I ask that you take a moment each night to thank whatever Higher Power you believe in that these precious children have been entrusted to your care. Think about the things you cherish in each child, what makes them special, in what ways do they shine. Then make sure the first words and last words out of your mouth each morning, each evening, and every time your with them is a message of praise and encouragement. A child who knows they are loved and valued unconditionally will be so much more receptive to your input, advice, and corrective discipline when needed. Talk to your child! Tell them you love them! Tell them about the joy they add to your life!
I leave you with a not so gentle reminder that when you walk out the door to work in the morning, or your child heads out the door to school... there is always a possibility that something unexpected and tragic could happen that would tear you from each other's lives forevert. Do you want the last moments you were together, the last memories you shared to be of harsh words, rough handling, and tears? Would you want to have to live with that? Talk with parents who have lost their children to accident or violence. Ask them how they would choose to spend those final moments with their child, if they knew it was to be their last time together.
Make a promise to yourself and to your child that "I love you" is the most often expressed sentiment in your home and family... and don't just say it... SHOW IT! In return you will reap countless blessings from the bonds of love established, and the strong, self-assured adults your children will become.
If you were hurt by your parents as a child, get help to deal with it. If you have hurt your child in the past, get help to heal those hurts and learn new ways of parenting. Love shouldn't hurt!

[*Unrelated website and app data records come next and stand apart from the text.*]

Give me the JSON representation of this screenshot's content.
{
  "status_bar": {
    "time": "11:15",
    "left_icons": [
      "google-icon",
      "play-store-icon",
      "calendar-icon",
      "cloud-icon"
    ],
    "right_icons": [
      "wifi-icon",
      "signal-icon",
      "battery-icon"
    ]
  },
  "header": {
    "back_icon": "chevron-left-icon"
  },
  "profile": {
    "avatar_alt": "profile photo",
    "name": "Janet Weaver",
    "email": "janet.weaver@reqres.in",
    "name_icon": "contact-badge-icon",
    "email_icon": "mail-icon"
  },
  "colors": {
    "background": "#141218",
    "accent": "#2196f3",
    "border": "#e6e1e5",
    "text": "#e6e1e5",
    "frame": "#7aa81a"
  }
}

A Mom whose heart breaks every time she witnesses another child's spirit being trampled by parents who should know better.